  • Encryption — A number of commercial products exist that allow the contents of selected folders, volumes or the entire hard drive contents to be encrypted. These products can provide excellent protection against unauthorized access. But one reminder is in order: Don’t lose your password! In the event you do, you may never be able to access the contents of the drive again even via an outside data recovery service. Talk about protection!
  • Bit Locker — Recognizing the importance of securing data on machine hard drives, Microsoft plans to include a new feature in the higher-end versions (Enterprise and Ultimate) of the soon-to-be-released Windows Vista operating system called Bit Locker. The Bit Locker utility is capable of encrypting the entire hard drive contents, including the Windows volume, swap and hibernation files. It’s also able to completely lock the contents of the drive should it be placed in another system or the system board is replaced. And once set up, all this can operate in a manner transparent to the end user.
  • New technology — Hard drive manufacturer Seagate recently announced plans to begin offering drives with built-in 128-bit advanced encryption. The technology not only securely locks away all the data on a drive, but the drive itself can be instantly erased should it fall into the wrong hands. Expect to see these drives showing up in laptops beginning in early 2007.
  • Phone home — A number of tracking products also exist that are designed to e-mail you the exact location of your laptop in the event it’s lost or stolen. Many of these products also enable you to trigger a melt-down procedure that will completely wipe the drive, destroying the contents and making it completely unusable. Most of these products are available on an annual subscription basis.

On a similar note, if you plan to dispose of or donate an old machine, steps should be taken to ensure that your confidential information does not go along with it. If you would like to donate or dispose of the drive along with the machine, we recommend using some type of disk wiping utility to scrub the drive clean first. A number of freeware and commercial products are presently available that do an excellent job clearing a drive of all information, although a much easier method would be to simply remove the hard drive prior to disposing of the machine. The drive can then be physically destroyed to ensure the data can never be accessed again.

Next month, we will continue to look at ways users can safeguard their confidential data, especially when they are on the road. Until then, safe computing!

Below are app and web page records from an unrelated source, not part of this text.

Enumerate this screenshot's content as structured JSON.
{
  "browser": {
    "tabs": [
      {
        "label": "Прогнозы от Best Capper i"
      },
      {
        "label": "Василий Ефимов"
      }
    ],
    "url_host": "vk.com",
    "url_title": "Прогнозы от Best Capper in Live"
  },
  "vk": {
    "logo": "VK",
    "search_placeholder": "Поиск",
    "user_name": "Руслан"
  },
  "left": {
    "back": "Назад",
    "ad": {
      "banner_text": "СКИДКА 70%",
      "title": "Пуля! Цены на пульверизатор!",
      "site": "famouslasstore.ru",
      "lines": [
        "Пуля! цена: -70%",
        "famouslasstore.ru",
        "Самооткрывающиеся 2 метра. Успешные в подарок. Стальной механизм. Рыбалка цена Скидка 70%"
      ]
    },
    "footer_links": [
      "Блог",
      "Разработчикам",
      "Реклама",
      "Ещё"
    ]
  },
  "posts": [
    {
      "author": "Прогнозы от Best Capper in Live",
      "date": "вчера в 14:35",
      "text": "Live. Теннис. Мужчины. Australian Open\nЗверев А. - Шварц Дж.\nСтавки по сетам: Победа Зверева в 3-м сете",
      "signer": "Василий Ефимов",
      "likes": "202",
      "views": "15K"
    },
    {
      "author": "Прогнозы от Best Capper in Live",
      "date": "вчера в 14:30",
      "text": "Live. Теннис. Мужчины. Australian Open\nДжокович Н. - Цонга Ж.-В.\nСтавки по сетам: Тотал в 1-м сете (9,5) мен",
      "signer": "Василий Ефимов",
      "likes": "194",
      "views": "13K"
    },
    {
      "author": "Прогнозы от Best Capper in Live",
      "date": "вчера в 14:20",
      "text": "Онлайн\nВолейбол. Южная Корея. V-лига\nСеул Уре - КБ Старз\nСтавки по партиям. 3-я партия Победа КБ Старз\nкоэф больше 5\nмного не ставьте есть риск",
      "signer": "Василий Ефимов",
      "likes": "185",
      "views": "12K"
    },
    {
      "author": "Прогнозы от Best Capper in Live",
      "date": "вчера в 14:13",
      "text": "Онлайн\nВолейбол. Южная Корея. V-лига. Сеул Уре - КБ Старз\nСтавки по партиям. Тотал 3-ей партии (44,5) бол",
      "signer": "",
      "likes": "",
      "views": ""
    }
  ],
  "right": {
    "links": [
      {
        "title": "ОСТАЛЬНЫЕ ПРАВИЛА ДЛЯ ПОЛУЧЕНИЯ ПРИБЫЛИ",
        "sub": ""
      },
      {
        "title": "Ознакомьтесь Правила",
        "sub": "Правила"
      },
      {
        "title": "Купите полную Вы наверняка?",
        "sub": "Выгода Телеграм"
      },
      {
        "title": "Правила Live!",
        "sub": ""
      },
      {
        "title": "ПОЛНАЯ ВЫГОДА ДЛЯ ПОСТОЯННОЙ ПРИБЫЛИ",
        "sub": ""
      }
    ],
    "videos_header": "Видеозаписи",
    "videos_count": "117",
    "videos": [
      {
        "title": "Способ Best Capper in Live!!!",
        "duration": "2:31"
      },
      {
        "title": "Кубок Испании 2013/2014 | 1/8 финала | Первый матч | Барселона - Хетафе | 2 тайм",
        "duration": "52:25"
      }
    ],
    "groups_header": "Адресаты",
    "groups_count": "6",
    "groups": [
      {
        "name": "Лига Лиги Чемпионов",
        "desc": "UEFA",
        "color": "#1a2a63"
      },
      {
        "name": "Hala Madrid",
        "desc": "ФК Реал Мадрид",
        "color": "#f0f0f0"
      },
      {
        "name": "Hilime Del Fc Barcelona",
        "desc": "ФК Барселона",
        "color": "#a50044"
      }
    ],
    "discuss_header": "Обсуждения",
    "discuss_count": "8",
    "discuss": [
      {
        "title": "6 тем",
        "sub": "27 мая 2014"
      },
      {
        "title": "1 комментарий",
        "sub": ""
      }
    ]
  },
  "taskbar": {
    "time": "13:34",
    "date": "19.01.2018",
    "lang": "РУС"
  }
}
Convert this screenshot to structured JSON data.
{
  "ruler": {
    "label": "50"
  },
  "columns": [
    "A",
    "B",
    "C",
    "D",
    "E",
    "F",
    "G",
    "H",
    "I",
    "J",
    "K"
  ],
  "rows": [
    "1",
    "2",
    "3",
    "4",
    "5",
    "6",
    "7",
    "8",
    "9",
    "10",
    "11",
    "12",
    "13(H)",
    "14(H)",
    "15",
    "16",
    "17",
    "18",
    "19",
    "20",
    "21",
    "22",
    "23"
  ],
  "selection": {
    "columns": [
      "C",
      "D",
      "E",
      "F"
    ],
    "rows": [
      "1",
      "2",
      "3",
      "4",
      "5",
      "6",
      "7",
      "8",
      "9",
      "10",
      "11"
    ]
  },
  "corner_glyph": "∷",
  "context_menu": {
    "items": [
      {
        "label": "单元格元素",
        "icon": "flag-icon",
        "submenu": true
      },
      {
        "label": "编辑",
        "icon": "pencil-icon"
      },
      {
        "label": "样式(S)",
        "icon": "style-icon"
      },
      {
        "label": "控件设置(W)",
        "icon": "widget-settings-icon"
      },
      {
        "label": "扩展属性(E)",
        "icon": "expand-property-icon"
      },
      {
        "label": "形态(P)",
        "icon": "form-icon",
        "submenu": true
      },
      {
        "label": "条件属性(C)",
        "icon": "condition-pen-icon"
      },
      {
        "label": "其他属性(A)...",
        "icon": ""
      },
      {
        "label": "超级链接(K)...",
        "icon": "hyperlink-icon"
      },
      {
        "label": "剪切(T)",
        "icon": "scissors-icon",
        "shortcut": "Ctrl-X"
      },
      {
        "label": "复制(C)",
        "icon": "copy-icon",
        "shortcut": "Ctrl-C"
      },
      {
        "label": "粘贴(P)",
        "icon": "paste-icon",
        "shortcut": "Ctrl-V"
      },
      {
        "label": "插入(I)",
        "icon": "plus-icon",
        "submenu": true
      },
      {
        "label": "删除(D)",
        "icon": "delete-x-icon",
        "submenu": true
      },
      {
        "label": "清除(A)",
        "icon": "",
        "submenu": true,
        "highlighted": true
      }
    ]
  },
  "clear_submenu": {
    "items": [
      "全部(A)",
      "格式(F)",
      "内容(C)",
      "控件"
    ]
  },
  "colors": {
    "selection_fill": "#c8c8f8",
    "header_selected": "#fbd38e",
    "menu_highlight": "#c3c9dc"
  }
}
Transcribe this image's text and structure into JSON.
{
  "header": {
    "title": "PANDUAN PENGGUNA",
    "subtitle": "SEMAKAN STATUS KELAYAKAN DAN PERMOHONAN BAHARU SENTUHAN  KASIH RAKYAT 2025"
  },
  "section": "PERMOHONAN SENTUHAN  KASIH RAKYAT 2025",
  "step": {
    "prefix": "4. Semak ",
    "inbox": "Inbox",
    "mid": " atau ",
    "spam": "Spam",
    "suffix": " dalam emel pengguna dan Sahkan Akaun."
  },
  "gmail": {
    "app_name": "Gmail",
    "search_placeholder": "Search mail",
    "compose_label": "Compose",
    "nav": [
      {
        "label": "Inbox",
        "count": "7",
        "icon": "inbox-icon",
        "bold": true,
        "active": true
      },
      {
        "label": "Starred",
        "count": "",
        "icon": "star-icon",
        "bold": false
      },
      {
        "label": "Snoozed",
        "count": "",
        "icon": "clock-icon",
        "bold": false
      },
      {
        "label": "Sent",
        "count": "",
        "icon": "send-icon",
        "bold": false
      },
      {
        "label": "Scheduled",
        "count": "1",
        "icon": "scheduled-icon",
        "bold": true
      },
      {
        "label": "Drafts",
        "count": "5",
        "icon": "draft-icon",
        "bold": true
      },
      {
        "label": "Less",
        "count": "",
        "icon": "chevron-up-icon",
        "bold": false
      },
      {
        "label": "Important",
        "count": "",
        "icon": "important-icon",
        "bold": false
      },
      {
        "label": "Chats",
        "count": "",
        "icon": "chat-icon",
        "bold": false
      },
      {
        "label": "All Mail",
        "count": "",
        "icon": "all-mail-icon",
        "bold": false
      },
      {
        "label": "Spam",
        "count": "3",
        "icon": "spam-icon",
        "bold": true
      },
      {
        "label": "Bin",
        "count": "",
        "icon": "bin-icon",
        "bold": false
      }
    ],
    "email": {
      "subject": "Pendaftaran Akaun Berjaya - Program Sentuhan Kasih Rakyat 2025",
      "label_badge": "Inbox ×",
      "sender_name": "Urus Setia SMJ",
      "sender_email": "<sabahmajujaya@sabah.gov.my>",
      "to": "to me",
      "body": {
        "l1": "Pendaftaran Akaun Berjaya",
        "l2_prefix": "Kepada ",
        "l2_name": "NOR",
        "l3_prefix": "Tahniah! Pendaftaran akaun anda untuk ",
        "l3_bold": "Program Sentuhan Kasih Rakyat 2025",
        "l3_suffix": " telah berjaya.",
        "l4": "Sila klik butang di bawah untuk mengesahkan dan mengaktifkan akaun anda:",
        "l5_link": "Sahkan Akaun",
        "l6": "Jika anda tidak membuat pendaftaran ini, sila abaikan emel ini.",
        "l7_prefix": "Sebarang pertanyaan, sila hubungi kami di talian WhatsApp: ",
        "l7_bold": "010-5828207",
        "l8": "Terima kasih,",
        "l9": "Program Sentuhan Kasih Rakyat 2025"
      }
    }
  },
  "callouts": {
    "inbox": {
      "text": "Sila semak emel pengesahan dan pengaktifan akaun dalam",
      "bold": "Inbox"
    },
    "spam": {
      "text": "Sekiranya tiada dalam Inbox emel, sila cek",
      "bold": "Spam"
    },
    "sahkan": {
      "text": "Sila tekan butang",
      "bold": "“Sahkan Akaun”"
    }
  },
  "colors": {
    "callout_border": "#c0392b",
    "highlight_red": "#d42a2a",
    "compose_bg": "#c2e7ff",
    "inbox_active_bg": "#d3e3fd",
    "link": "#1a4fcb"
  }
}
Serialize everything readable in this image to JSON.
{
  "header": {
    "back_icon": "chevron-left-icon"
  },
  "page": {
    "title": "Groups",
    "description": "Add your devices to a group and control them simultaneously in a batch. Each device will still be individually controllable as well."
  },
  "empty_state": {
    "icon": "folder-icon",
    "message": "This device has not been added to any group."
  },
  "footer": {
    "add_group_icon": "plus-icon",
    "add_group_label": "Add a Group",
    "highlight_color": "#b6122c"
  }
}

David Cieslak is a Principal in Information Technology Group, Inc. (ITG), a computer consulting firm with offices in Simi Valley and Huntington Beach, Calif. He is currently an instructor for K2 Enterprises and a frequent speaker on technology issues. He also currently chairs the AICPA IT Executive Committee and serves on the Information Technology Alliance board of directors and CalCPA Council.